## Problem to solve
Scan the material below and copy every line holding the word "BACRP".
··· Material to process ···
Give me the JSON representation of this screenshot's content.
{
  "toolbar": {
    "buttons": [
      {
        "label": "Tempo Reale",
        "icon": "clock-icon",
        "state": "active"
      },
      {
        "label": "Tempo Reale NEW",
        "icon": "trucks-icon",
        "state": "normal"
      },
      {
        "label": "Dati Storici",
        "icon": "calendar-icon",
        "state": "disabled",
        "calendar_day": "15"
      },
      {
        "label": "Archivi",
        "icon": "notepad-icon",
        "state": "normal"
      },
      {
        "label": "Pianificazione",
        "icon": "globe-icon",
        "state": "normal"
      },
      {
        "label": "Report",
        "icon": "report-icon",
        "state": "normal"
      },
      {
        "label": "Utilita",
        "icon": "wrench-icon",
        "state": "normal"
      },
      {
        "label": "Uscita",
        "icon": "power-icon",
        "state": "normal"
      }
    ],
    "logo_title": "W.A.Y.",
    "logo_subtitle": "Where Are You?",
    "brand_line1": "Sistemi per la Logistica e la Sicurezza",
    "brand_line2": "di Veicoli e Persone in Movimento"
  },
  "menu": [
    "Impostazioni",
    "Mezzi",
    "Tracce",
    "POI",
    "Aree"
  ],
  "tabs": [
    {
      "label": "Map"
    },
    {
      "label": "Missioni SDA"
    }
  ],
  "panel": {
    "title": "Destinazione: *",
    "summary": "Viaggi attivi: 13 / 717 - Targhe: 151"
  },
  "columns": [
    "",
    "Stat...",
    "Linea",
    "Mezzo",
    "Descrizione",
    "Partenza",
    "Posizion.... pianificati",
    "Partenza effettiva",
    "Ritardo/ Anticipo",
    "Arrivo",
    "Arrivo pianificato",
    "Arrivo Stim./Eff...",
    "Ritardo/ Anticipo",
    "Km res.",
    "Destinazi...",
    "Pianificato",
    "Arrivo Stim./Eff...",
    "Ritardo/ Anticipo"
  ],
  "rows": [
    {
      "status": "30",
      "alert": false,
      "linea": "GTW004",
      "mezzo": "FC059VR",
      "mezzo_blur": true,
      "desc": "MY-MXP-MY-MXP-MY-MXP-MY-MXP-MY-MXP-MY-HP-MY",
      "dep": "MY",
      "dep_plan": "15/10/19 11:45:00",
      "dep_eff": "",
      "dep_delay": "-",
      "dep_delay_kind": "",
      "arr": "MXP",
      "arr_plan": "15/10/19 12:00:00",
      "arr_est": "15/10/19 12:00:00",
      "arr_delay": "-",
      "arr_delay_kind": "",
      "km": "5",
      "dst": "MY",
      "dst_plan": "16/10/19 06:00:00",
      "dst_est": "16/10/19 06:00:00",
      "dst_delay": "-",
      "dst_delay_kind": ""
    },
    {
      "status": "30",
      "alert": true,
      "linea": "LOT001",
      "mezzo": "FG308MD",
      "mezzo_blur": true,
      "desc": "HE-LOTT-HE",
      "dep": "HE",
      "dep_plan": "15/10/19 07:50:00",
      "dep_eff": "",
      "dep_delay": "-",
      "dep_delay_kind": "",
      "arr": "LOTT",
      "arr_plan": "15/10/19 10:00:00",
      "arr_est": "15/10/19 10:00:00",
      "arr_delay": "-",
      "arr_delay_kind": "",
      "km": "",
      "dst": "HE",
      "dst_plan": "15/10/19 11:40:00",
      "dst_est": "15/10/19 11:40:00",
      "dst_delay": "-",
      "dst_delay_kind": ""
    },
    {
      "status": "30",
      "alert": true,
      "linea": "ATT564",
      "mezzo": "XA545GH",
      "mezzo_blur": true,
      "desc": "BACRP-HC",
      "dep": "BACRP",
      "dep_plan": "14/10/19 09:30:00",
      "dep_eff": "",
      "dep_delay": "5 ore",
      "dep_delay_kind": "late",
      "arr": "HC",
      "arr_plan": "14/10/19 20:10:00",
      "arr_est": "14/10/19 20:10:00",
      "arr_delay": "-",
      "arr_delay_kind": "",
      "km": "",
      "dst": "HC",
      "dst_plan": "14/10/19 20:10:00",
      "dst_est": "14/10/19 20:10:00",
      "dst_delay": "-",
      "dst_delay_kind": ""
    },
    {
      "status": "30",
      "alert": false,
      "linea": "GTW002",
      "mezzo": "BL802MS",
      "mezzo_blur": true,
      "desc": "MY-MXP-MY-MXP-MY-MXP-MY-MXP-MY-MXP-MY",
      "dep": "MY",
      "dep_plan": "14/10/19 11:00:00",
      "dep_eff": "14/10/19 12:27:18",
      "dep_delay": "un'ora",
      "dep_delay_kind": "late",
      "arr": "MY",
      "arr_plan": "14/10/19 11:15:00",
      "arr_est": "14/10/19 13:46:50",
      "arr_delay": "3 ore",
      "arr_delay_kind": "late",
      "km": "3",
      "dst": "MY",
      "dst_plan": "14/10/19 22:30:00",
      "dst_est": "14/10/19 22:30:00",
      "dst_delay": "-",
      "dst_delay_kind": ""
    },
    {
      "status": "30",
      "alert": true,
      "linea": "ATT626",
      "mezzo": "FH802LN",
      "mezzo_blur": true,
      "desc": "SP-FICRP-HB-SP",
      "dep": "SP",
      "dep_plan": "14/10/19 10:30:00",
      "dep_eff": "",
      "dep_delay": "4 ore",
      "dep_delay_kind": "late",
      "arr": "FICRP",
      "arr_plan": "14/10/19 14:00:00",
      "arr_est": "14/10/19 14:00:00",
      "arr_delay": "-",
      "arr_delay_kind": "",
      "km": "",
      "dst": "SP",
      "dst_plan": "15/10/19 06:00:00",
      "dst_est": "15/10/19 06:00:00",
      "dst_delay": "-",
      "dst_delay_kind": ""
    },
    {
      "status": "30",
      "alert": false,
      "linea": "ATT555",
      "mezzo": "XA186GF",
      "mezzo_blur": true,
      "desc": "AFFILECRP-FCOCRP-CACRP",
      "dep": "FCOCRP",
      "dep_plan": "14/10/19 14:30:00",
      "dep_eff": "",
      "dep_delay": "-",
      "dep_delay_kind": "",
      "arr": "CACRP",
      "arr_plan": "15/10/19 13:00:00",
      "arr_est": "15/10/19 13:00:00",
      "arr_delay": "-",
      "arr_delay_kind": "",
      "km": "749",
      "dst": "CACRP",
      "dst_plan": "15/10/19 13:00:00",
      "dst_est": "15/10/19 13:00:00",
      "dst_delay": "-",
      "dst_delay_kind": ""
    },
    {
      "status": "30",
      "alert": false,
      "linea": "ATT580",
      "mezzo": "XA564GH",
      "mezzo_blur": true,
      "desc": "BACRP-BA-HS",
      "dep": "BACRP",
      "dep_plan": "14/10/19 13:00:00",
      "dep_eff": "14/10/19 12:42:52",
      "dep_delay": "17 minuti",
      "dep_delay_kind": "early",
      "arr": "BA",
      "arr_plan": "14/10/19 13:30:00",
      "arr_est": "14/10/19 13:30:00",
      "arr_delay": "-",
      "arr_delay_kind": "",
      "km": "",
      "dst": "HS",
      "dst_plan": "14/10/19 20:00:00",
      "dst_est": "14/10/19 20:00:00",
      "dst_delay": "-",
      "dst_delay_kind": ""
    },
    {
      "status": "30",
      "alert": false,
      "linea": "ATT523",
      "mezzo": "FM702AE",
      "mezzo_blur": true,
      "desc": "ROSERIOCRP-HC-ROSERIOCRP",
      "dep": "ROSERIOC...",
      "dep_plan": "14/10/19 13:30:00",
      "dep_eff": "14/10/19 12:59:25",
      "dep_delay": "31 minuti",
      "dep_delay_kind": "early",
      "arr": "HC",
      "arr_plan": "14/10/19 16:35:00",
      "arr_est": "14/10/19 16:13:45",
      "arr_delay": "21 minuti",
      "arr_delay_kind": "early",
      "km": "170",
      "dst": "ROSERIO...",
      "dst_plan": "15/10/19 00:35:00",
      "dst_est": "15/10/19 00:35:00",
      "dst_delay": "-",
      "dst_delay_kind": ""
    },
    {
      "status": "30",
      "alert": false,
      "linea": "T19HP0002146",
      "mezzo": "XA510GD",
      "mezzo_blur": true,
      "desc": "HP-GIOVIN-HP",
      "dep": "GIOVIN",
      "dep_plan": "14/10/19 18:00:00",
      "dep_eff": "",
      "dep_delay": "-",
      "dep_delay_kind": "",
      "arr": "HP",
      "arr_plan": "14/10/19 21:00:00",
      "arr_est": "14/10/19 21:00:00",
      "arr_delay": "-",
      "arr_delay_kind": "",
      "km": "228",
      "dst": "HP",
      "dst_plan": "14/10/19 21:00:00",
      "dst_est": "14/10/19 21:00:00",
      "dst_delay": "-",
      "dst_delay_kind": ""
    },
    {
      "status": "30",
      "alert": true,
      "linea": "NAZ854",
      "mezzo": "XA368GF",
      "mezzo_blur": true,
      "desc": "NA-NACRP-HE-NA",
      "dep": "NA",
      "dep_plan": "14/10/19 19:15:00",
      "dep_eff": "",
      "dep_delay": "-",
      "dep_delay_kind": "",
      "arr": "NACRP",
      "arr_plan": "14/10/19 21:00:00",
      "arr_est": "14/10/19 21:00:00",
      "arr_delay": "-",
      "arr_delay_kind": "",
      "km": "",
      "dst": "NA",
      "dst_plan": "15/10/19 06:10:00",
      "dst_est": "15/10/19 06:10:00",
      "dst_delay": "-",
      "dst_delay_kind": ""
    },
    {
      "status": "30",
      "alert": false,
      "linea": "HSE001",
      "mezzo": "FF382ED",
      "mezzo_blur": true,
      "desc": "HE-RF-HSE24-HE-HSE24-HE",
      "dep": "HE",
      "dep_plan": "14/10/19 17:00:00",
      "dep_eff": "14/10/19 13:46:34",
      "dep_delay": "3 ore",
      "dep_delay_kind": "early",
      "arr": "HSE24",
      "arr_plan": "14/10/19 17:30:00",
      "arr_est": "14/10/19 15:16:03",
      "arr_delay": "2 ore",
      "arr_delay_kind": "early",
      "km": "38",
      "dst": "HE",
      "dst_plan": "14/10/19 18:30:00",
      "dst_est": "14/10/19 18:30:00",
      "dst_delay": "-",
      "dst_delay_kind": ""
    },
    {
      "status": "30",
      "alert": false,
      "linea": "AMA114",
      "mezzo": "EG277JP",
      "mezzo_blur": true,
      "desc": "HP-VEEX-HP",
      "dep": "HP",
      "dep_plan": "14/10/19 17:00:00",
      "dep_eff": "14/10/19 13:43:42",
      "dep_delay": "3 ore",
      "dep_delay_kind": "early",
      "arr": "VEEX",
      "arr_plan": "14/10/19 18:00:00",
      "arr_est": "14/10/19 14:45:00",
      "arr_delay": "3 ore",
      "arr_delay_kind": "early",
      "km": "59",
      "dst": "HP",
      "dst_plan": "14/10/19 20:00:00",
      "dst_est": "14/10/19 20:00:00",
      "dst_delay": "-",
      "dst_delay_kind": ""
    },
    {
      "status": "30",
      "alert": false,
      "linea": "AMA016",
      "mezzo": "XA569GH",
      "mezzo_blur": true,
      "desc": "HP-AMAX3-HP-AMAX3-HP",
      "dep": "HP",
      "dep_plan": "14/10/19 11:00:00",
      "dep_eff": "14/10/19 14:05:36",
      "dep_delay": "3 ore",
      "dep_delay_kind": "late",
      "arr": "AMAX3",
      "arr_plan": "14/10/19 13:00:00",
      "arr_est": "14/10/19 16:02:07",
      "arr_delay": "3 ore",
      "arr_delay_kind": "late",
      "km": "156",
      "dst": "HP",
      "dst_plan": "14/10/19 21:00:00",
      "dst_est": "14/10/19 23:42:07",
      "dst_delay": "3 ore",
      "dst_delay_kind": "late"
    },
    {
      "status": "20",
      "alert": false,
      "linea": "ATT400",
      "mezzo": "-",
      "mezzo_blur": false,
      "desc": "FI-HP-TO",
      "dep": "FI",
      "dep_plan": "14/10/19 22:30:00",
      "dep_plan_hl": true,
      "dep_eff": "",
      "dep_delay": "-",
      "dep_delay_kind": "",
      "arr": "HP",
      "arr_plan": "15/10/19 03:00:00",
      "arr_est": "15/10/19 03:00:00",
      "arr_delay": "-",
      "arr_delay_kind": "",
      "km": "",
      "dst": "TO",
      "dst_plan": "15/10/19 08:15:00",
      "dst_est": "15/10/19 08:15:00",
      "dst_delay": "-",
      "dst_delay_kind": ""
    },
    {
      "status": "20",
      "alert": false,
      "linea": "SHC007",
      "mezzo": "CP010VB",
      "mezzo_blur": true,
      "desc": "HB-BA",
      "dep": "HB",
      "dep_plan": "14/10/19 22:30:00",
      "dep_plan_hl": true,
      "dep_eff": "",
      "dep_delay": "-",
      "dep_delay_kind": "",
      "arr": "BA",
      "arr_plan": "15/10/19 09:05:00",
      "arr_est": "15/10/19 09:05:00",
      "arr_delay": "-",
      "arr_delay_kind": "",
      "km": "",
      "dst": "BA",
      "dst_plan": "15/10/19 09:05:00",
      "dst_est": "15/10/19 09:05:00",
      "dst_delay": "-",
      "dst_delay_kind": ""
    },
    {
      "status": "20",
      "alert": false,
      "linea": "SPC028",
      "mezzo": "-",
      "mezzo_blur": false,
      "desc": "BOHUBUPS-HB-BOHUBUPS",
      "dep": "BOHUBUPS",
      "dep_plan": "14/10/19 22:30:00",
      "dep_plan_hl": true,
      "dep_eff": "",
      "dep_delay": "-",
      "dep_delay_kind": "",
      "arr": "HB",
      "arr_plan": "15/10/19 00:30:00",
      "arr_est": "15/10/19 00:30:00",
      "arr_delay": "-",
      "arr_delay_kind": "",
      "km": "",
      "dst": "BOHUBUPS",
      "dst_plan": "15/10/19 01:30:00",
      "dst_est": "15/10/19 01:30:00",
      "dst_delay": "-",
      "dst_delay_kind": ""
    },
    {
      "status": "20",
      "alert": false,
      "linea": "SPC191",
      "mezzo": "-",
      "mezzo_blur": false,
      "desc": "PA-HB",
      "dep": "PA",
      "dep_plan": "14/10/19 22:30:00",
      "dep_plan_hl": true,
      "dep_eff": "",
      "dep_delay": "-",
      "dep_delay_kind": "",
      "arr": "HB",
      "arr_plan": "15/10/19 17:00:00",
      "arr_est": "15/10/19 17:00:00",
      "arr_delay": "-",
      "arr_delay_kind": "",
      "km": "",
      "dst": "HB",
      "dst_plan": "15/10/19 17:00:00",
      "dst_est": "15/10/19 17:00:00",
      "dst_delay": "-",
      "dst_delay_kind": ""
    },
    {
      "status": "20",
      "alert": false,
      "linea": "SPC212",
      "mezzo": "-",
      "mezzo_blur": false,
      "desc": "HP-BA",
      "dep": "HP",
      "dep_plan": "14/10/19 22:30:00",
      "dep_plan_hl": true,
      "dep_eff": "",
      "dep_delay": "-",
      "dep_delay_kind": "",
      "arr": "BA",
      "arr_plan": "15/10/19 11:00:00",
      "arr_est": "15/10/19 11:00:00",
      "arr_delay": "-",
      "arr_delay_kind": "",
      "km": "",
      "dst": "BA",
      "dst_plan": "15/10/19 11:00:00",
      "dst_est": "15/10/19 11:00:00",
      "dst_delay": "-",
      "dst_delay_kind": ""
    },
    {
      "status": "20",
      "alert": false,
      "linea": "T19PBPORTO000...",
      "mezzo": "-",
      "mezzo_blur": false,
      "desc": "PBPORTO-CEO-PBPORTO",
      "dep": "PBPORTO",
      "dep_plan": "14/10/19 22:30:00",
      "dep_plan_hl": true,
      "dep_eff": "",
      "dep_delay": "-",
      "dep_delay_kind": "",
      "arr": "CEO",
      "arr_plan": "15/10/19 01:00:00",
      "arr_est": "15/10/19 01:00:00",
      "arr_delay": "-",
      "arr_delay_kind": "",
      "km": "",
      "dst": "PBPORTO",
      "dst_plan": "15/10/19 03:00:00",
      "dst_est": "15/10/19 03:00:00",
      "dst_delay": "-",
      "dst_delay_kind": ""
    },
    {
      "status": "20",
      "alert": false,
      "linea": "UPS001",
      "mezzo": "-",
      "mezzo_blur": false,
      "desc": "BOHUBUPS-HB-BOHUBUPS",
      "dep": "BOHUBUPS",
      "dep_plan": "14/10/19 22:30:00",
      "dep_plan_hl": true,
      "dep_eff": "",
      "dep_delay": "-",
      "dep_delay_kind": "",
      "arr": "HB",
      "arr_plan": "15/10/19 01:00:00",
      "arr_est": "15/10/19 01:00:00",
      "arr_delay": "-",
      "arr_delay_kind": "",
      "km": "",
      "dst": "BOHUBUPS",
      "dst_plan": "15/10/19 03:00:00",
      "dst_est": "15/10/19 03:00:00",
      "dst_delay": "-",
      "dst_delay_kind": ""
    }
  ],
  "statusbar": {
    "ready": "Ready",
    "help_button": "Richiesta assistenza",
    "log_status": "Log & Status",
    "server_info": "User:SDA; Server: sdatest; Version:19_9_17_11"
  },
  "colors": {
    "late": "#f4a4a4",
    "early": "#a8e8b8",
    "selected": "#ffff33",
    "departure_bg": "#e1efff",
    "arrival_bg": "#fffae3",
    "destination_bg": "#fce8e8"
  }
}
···
## Exercise response
      "desc": "BACRP-HC",
      "dep": "BACRP",
      "desc": "BACRP-BA-HS",
      "dep": "BACRP",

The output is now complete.